⟨

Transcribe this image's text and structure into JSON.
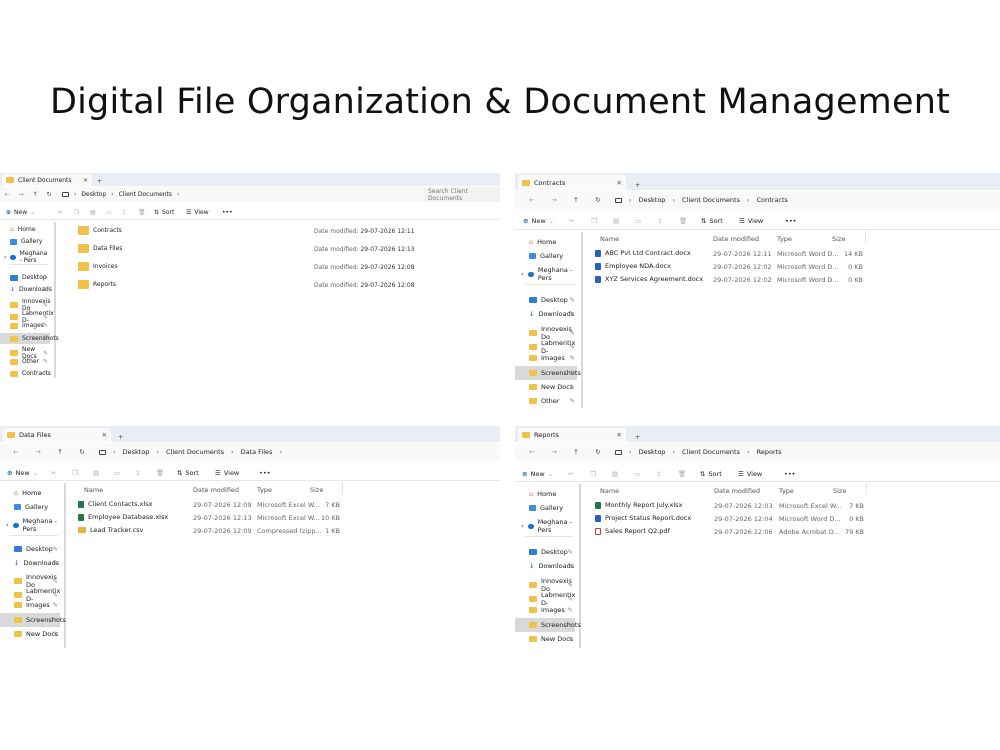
{
  "page_title": "Digital File Organization & Document Management",
  "common": {
    "new_label": "New",
    "sort_label": "Sort",
    "view_label": "View",
    "more_label": "•••",
    "desktop": "Desktop",
    "client_docs": "Client Documents",
    "col_name": "Name",
    "col_date": "Date modified",
    "col_type": "Type",
    "col_size": "Size",
    "date_modified_prefix": "Date modified:"
  },
  "sidebar_labels": {
    "home": "Home",
    "gallery": "Gallery",
    "meghana": "Meghana - Pers",
    "desktop": "Desktop",
    "downloads": "Downloads",
    "innovexis": "Innovexis Do",
    "labmentix": "Labmentix D-",
    "images": "Images",
    "screenshots": "Screenshots",
    "newdocs": "New Docs",
    "other": "Other",
    "contracts": "Contracts"
  },
  "win1": {
    "tab": "Client Documents",
    "search_placeholder": "Search Client Documents",
    "folders": [
      {
        "name": "Contracts",
        "modified": "29-07-2026 12:11"
      },
      {
        "name": "Data Files",
        "modified": "29-07-2026 12:13"
      },
      {
        "name": "Invoices",
        "modified": "29-07-2026 12:08"
      },
      {
        "name": "Reports",
        "modified": "29-07-2026 12:08"
      }
    ]
  },
  "win2": {
    "tab": "Contracts",
    "crumb": "Contracts",
    "files": [
      {
        "name": "ABC Pvt Ltd Contract.docx",
        "date": "29-07-2026 12:11",
        "type": "Microsoft Word D...",
        "size": "14 KB"
      },
      {
        "name": "Employee NDA.docx",
        "date": "29-07-2026 12:02",
        "type": "Microsoft Word D...",
        "size": "0 KB"
      },
      {
        "name": "XYZ Services Agreement.docx",
        "date": "29-07-2026 12:02",
        "type": "Microsoft Word D...",
        "size": "0 KB"
      }
    ]
  },
  "win3": {
    "tab": "Data Files",
    "crumb": "Data Files",
    "files": [
      {
        "name": "Client Contacts.xlsx",
        "date": "29-07-2026 12:09",
        "type": "Microsoft Excel W...",
        "size": "7 KB"
      },
      {
        "name": "Employee Database.xlsx",
        "date": "29-07-2026 12:13",
        "type": "Microsoft Excel W...",
        "size": "10 KB"
      },
      {
        "name": "Lead Tracker.csv",
        "date": "29-07-2026 12:09",
        "type": "Compressed (zipp...",
        "size": "1 KB"
      }
    ]
  },
  "win4": {
    "tab": "Reports",
    "crumb": "Reports",
    "files": [
      {
        "name": "Monthly Report July.xlsx",
        "date": "29-07-2026 12:03",
        "type": "Microsoft Excel W...",
        "size": "7 KB"
      },
      {
        "name": "Project Status Report.docx",
        "date": "29-07-2026 12:04",
        "type": "Microsoft Word D...",
        "size": "0 KB"
      },
      {
        "name": "Sales Report Q2.pdf",
        "date": "29-07-2026 12:06",
        "type": "Adobe Acrobat D...",
        "size": "79 KB"
      }
    ]
  }
}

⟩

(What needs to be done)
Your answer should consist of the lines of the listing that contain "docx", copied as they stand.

(Reply)
        "name": "ABC Pvt Ltd Contract.docx",
        "name": "Employee NDA.docx",
        "name": "XYZ Services Agreement.docx",
        "name": "Project Status Report.docx",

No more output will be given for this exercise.